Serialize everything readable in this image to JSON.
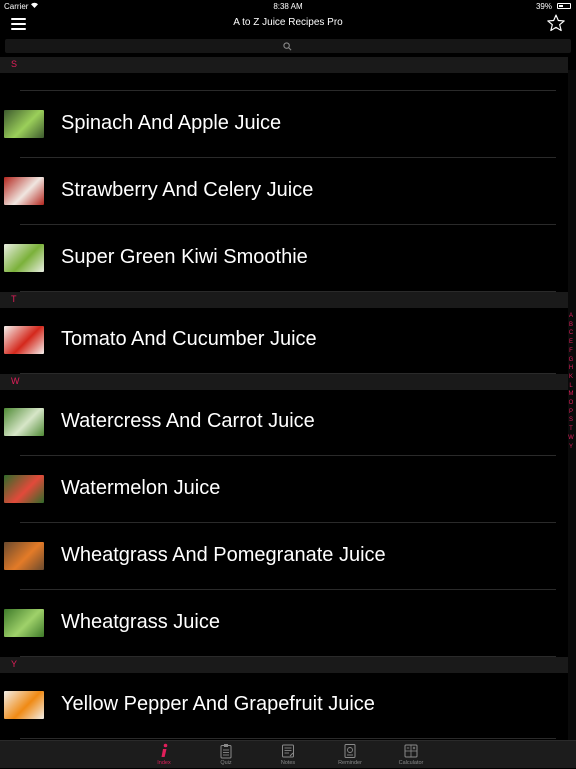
{
  "status_bar": {
    "carrier": "Carrier",
    "time": "8:38 AM",
    "battery": "39%",
    "battery_level": 0.39
  },
  "header": {
    "title": "A to Z Juice Recipes Pro"
  },
  "search": {
    "icon": "search-icon"
  },
  "sections": [
    {
      "letter": "S",
      "items": [
        {
          "name": "Spinach And Apple Juice",
          "thumb_colors": [
            "#3d5a2e",
            "#9bcf5a"
          ]
        },
        {
          "name": "Strawberry And Celery Juice",
          "thumb_colors": [
            "#b3261e",
            "#f0e6e0"
          ]
        },
        {
          "name": "Super Green Kiwi Smoothie",
          "thumb_colors": [
            "#e9eee2",
            "#7bb13a"
          ]
        }
      ]
    },
    {
      "letter": "T",
      "items": [
        {
          "name": "Tomato And Cucumber Juice",
          "thumb_colors": [
            "#f4f1ee",
            "#d4281c"
          ]
        }
      ]
    },
    {
      "letter": "W",
      "items": [
        {
          "name": "Watercress And Carrot Juice",
          "thumb_colors": [
            "#4f8a35",
            "#d7e6c8"
          ]
        },
        {
          "name": "Watermelon Juice",
          "thumb_colors": [
            "#2f6b2a",
            "#e24a3a"
          ]
        },
        {
          "name": "Wheatgrass And Pomegranate Juice",
          "thumb_colors": [
            "#6b4a2e",
            "#e37b28"
          ]
        },
        {
          "name": "Wheatgrass Juice",
          "thumb_colors": [
            "#3e7a2a",
            "#9fd16a"
          ]
        }
      ]
    },
    {
      "letter": "Y",
      "items": [
        {
          "name": "Yellow Pepper And Grapefruit Juice",
          "thumb_colors": [
            "#f2efe9",
            "#f08a14"
          ]
        }
      ]
    }
  ],
  "index_letters": [
    "A",
    "B",
    "C",
    "E",
    "F",
    "G",
    "H",
    "K",
    "L",
    "M",
    "O",
    "P",
    "S",
    "T",
    "W",
    "Y"
  ],
  "tabs": [
    {
      "label": "Index",
      "icon": "info-icon",
      "active": true
    },
    {
      "label": "Quiz",
      "icon": "clipboard-icon",
      "active": false
    },
    {
      "label": "Notes",
      "icon": "notes-icon",
      "active": false
    },
    {
      "label": "Reminder",
      "icon": "reminder-icon",
      "active": false
    },
    {
      "label": "Calculator",
      "icon": "calculator-icon",
      "active": false
    }
  ],
  "colors": {
    "accent": "#e01f5a",
    "background": "#000000",
    "section_header": "#1a1a1a"
  }
}
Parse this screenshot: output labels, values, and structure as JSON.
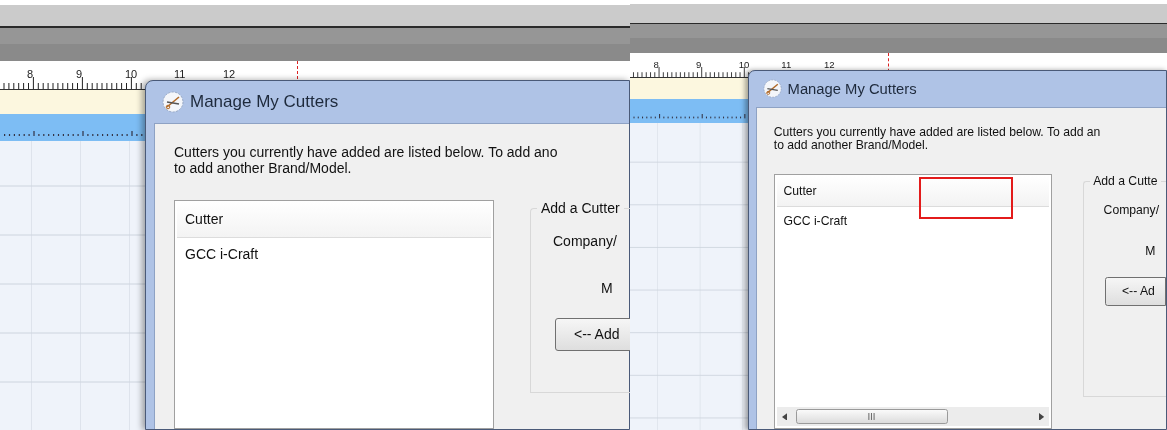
{
  "panels": [
    {
      "title": "Manage My Cutters",
      "ruler": [
        "8",
        "9",
        "10",
        "11",
        "12"
      ],
      "intro": [
        "Cutters you currently have added are listed below. To add ano",
        "to add another Brand/Model."
      ],
      "list": {
        "header": "Cutter",
        "rows": [
          "GCC i-Craft"
        ],
        "scrollbar": false
      },
      "group": {
        "title": "Add a Cutter",
        "labels": [
          "Company/",
          "M"
        ],
        "button": "<-- Add"
      },
      "highlight": false
    },
    {
      "title": "Manage My Cutters",
      "ruler": [
        "8",
        "9",
        "10",
        "11",
        "12"
      ],
      "intro": [
        "Cutters you currently have added are listed below. To add an",
        "to add another Brand/Model."
      ],
      "list": {
        "header": "Cutter",
        "rows": [
          "GCC i-Craft"
        ],
        "scrollbar": true
      },
      "group": {
        "title": "Add a Cutte",
        "labels": [
          "Company/",
          "M"
        ],
        "button": "<-- Ad"
      },
      "highlight": true
    }
  ]
}
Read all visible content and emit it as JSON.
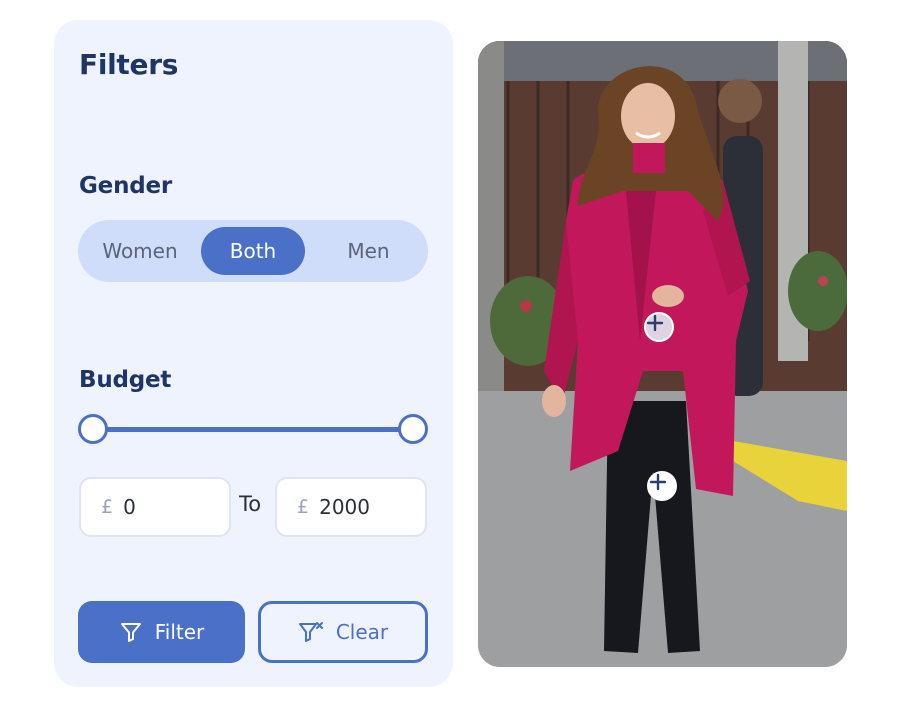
{
  "filters": {
    "title": "Filters",
    "gender": {
      "label": "Gender",
      "options": [
        "Women",
        "Both",
        "Men"
      ],
      "selected": "Both"
    },
    "budget": {
      "label": "Budget",
      "currency_symbol": "£",
      "min_value": "0",
      "max_value": "2000",
      "separator": "To",
      "slider_min_fraction": 0,
      "slider_max_fraction": 1
    },
    "actions": {
      "filter_label": "Filter",
      "clear_label": "Clear"
    }
  },
  "photo": {
    "hotspot_count": 2,
    "icons": [
      "plus-icon",
      "plus-icon"
    ]
  },
  "colors": {
    "accent": "#4a70c8",
    "panel_bg": "#eef3fe",
    "heading": "#1e3566",
    "segment_bg": "#cfdcfa",
    "coat": "#c2185b"
  }
}
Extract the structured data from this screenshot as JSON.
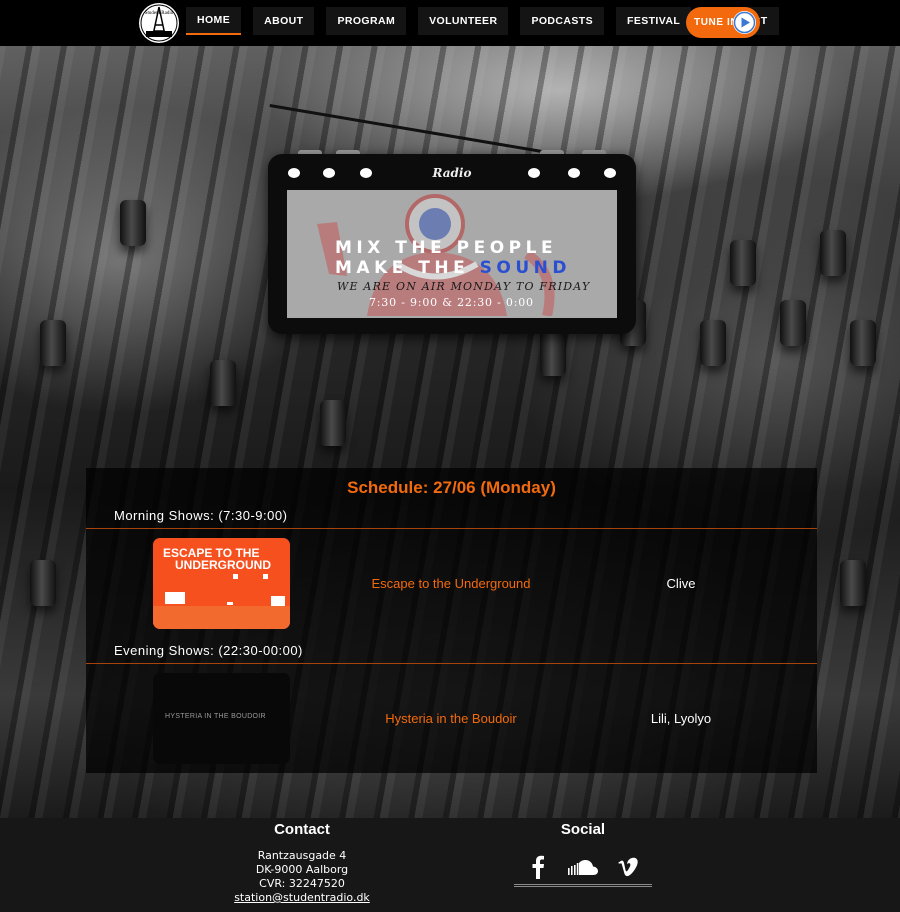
{
  "nav": {
    "logo_alt": "Student Radio Aalborg 93.2",
    "items": [
      {
        "label": "HOME"
      },
      {
        "label": "ABOUT"
      },
      {
        "label": "PROGRAM"
      },
      {
        "label": "VOLUNTEER"
      },
      {
        "label": "PODCASTS"
      },
      {
        "label": "FESTIVAL"
      },
      {
        "label": "CONTACT"
      }
    ],
    "active_item": "HOME",
    "tune_in_label": "TUNE IN"
  },
  "radio": {
    "label": "Radio",
    "line1": "MIX THE PEOPLE",
    "line2_prefix": "MAKE THE ",
    "line2_highlight": "SOUND",
    "line3": "WE ARE ON AIR MONDAY TO FRIDAY",
    "line4": "7:30 - 9:00 & 22:30 - 0:00"
  },
  "schedule": {
    "title": "Schedule: 27/06 (Monday)",
    "sections": [
      {
        "label": "Morning Shows: (7:30-9:00)",
        "show": {
          "thumb_line1": "ESCAPE TO THE",
          "thumb_line2": "UNDERGROUND",
          "title": "Escape to the Underground",
          "host": "Clive"
        }
      },
      {
        "label": "Evening Shows: (22:30-00:00)",
        "show": {
          "thumb_text": "HYSTERIA IN THE BOUDOIR",
          "title": "Hysteria in the Boudoir",
          "host": "Lili, Lyolyo"
        }
      }
    ]
  },
  "footer": {
    "contact": {
      "heading": "Contact",
      "address": "Rantzausgade 4",
      "city": "DK-9000 Aalborg",
      "cvr": "CVR: 32247520",
      "email": "station@studentradio.dk"
    },
    "social": {
      "heading": "Social",
      "icons": [
        "facebook-icon",
        "soundcloud-icon",
        "vimeo-icon"
      ]
    }
  },
  "colors": {
    "accent": "#f26a0d",
    "footer_bg": "#171717",
    "nav_bg": "#000000"
  }
}
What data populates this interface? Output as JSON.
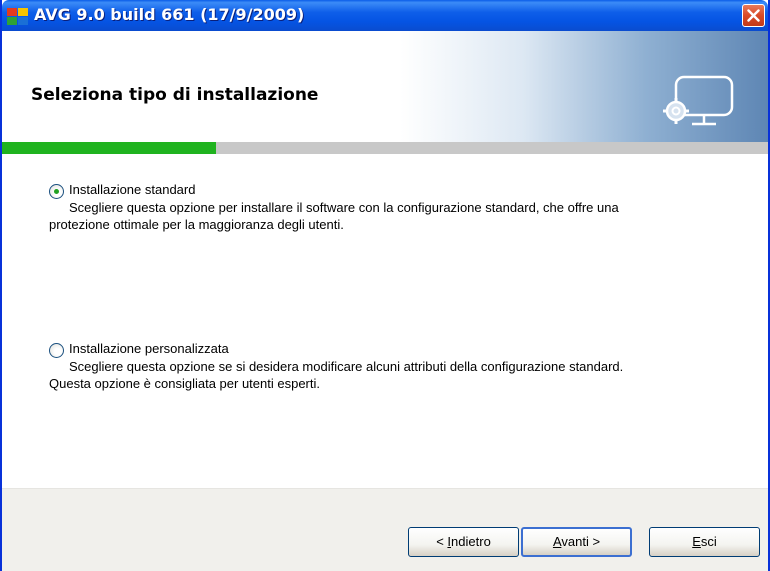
{
  "window": {
    "title": "AVG 9.0 build 661 (17/9/2009)"
  },
  "header": {
    "title": "Seleziona tipo di installazione",
    "icon": "computer-gear-icon"
  },
  "progress": {
    "fraction": 0.28,
    "color": "#20b31f"
  },
  "options": [
    {
      "label": "Installazione standard",
      "description_line1": "Scegliere questa opzione per installare il software con la configurazione standard, che offre una",
      "description_line2": "protezione ottimale per la maggioranza degli utenti.",
      "selected": true
    },
    {
      "label": "Installazione personalizzata",
      "description_line1": "Scegliere questa opzione se si desidera modificare alcuni attributi della configurazione standard.",
      "description_line2": "Questa opzione è consigliata per utenti esperti.",
      "selected": false
    }
  ],
  "buttons": {
    "back": {
      "prefix": "< ",
      "mnemonic": "I",
      "rest": "ndietro"
    },
    "next": {
      "mnemonic": "A",
      "rest": "vanti",
      "suffix": " >"
    },
    "exit": {
      "mnemonic": "E",
      "rest": "sci"
    }
  }
}
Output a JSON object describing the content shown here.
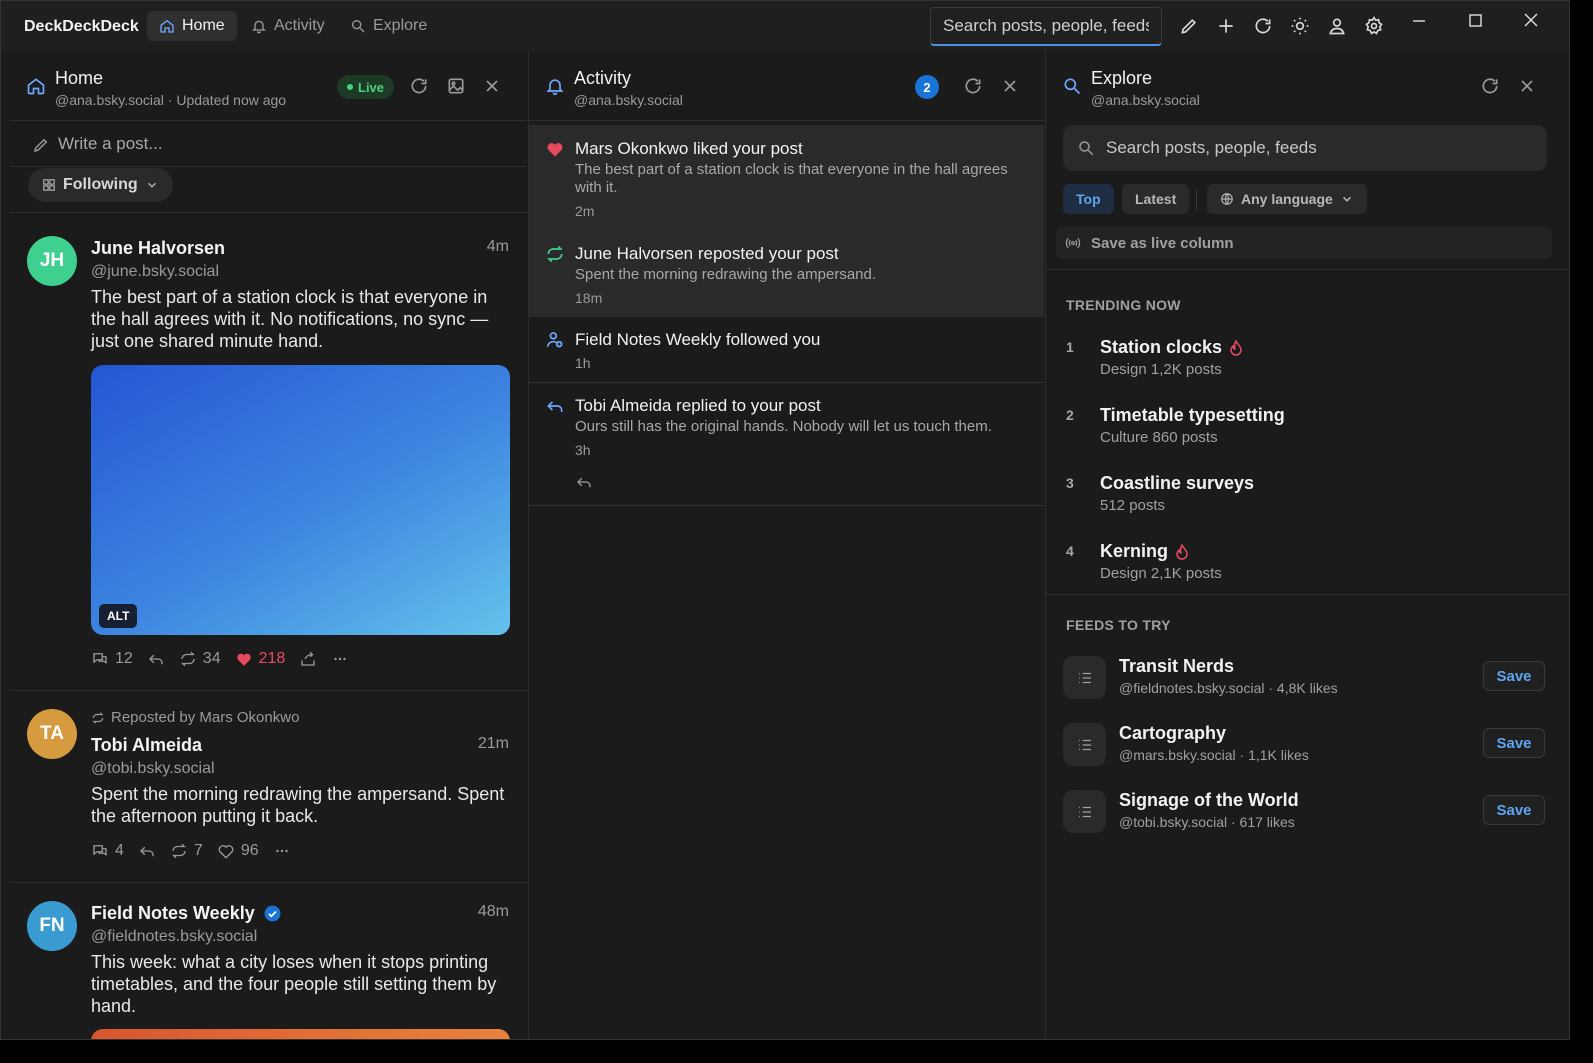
{
  "app": {
    "brand": "DeckDeckDeck",
    "nav": [
      {
        "label": "Home",
        "icon": "home-icon",
        "active": true
      },
      {
        "label": "Activity",
        "icon": "bell-icon",
        "active": false
      },
      {
        "label": "Explore",
        "icon": "search-icon",
        "active": false
      }
    ],
    "search_placeholder": "Search posts, people, feeds"
  },
  "home": {
    "title": "Home",
    "subtitle": "@ana.bsky.social · Updated now ago",
    "live_label": "Live",
    "compose_placeholder": "Write a post...",
    "feed_selector": "Following",
    "posts": [
      {
        "initials": "JH",
        "avatar_color": "#3fcf8e",
        "name": "June Halvorsen",
        "handle": "@june.bsky.social",
        "time": "4m",
        "text": "The best part of a station clock is that everyone in the hall agrees with it. No notifications, no sync — just one shared minute hand.",
        "alt_label": "ALT",
        "replies": "12",
        "reposts": "34",
        "likes": "218"
      },
      {
        "initials": "TA",
        "avatar_color": "#d59b3e",
        "reposted_by": "Reposted by Mars Okonkwo",
        "name": "Tobi Almeida",
        "handle": "@tobi.bsky.social",
        "time": "21m",
        "text": "Spent the morning redrawing the ampersand. Spent the afternoon putting it back.",
        "replies": "4",
        "reposts": "7",
        "likes": "96"
      },
      {
        "initials": "FN",
        "avatar_color": "#3a9bd1",
        "name": "Field Notes Weekly",
        "handle": "@fieldnotes.bsky.social",
        "time": "48m",
        "text": "This week: what a city loses when it stops printing timetables, and the four people still setting them by hand."
      }
    ]
  },
  "activity": {
    "title": "Activity",
    "subtitle": "@ana.bsky.social",
    "badge": "2",
    "items": [
      {
        "type": "like",
        "title": "Mars Okonkwo liked your post",
        "text": "The best part of a station clock is that everyone in the hall agrees with it.",
        "time": "2m"
      },
      {
        "type": "repost",
        "title": "June Halvorsen reposted your post",
        "text": "Spent the morning redrawing the ampersand.",
        "time": "18m"
      },
      {
        "type": "follow",
        "title": "Field Notes Weekly followed you",
        "text": "",
        "time": "1h"
      },
      {
        "type": "reply",
        "title": "Tobi Almeida replied to your post",
        "text": "Ours still has the original hands. Nobody will let us touch them.",
        "time": "3h"
      }
    ]
  },
  "explore": {
    "title": "Explore",
    "subtitle": "@ana.bsky.social",
    "search_placeholder": "Search posts, people, feeds",
    "tabs": [
      "Top",
      "Latest"
    ],
    "language": "Any language",
    "save_live": "Save as live column",
    "trending_heading": "TRENDING NOW",
    "trending": [
      {
        "rank": "1",
        "name": "Station clocks",
        "meta": "Design 1,2K posts",
        "hot": true
      },
      {
        "rank": "2",
        "name": "Timetable typesetting",
        "meta": "Culture  860 posts",
        "hot": false
      },
      {
        "rank": "3",
        "name": "Coastline surveys",
        "meta": "512 posts",
        "hot": false
      },
      {
        "rank": "4",
        "name": "Kerning",
        "meta": "Design 2,1K posts",
        "hot": true
      }
    ],
    "feeds_heading": "FEEDS TO TRY",
    "feeds": [
      {
        "name": "Transit Nerds",
        "meta": "@fieldnotes.bsky.social  · 4,8K likes",
        "save": "Save"
      },
      {
        "name": "Cartography",
        "meta": "@mars.bsky.social  · 1,1K likes",
        "save": "Save"
      },
      {
        "name": "Signage of the World",
        "meta": "@tobi.bsky.social  · 617 likes",
        "save": "Save"
      }
    ]
  },
  "colors": {
    "accent": "#4a90e2",
    "like": "#e8495f",
    "live": "#4cd17a",
    "repost": "#3fcf8e"
  }
}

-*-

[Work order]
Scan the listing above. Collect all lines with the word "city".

[Answer]
      "city": "DK-9000 Aalborg",
        "text": "This week: what a city loses when it stops printing timetables, and the four people still setting them by hand."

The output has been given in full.